But with data now available on the particular species and location of each of those 22 trees, commissioners said at a public hearing last week they want a better understanding of how the trees grow to determine whether 130 feet is too tall, or not tall enough.

“I have no doubt that at the present time, at the height of the tower, the trees are impinging on that,” commissioner Fred Hancock said. “My question is do we need to raise it 50 feet to remedy this problem, or is it at 50 feet that they never have to raise this tower again?”

Geoghan Coogan, a Vineyard Haven attorney representing Verizon, said three or four of the trees are Norwegian spruces, which grow at a rate of two to three feet per year and can reach heights taller than 100 feet. At that rate, they would potentially interfere with the extended tower in about 10 years. But Mr. Coogan said Verizon capped the predicted height of the trees at 100 feet because it’s rare for trees to grow that tall on the Island.

“On the Vineyard, these trees will typically not get over 100 feet because of wind conditions,” he said.

But commissioners wanted to confirm the numbers with an independent tree expert before proceeding.

“It would be interesting to know what the difference is between the 100-foot cap and the original one,” Commissioner Ben Robinson said. “We want to make sure they aren’t overbuilding this tower, because the aesthetic issue is a big deal.”

The public hearing was continued to Dec. 6. Meanwhile, executive director Adam Turner will prepare questions for the arborist.

In other business last Thursday, the commission voted to not review the demolition of a non-historic house at 284 Main street in Edgartown. The applicant wants to replace the building with a four-unit mixed commercial and residential condominium.

The commission also voted to not review a small modification to the Barn and Bowl Bistro’s kitchen expansion plan. The previous plan, approved in April, was to increase the kitchen space by 260 square feet. The restaurant will now increase the kitchen space by 160 square feet, and add a garbage and recycling shed, along with a small residential porch.
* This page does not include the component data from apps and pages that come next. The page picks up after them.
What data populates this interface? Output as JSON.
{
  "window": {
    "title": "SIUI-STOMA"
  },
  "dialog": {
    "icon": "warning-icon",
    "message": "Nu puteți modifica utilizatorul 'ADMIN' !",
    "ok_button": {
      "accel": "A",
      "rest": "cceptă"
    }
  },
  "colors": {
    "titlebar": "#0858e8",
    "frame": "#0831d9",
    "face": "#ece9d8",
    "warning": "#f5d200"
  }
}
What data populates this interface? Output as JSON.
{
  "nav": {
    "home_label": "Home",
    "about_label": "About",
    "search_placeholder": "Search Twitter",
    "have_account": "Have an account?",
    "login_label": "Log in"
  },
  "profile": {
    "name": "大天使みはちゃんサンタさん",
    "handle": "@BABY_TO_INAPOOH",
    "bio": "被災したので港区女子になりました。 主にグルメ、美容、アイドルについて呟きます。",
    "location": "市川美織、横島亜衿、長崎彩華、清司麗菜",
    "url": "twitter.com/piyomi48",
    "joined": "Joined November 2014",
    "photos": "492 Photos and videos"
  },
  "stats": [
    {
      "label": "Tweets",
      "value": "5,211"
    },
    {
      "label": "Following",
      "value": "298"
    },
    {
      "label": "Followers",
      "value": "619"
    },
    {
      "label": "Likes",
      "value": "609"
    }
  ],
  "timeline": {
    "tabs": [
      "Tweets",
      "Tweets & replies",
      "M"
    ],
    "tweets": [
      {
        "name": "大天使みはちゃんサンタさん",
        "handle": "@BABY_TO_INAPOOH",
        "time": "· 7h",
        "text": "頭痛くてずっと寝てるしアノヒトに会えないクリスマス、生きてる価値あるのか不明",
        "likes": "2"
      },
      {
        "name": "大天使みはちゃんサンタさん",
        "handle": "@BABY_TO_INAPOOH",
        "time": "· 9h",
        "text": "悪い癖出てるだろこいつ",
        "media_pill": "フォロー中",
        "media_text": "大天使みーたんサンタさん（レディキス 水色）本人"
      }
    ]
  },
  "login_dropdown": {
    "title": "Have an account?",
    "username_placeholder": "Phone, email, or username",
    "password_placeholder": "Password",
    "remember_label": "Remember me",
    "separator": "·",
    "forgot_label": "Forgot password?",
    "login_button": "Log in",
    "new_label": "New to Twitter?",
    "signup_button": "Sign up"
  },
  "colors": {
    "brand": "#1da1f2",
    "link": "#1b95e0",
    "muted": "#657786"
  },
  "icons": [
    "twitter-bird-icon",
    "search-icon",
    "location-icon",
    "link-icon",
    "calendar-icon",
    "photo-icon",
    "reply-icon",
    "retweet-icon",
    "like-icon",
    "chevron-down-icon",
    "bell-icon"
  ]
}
The Nova Vida Church was also granted a six-month extension on plans to expand the Oak Bluffs church with a day care facility. The commission approved the expansion in 2014, but the project has stalled and the applicant is due to return with a revised landscape and parking plan.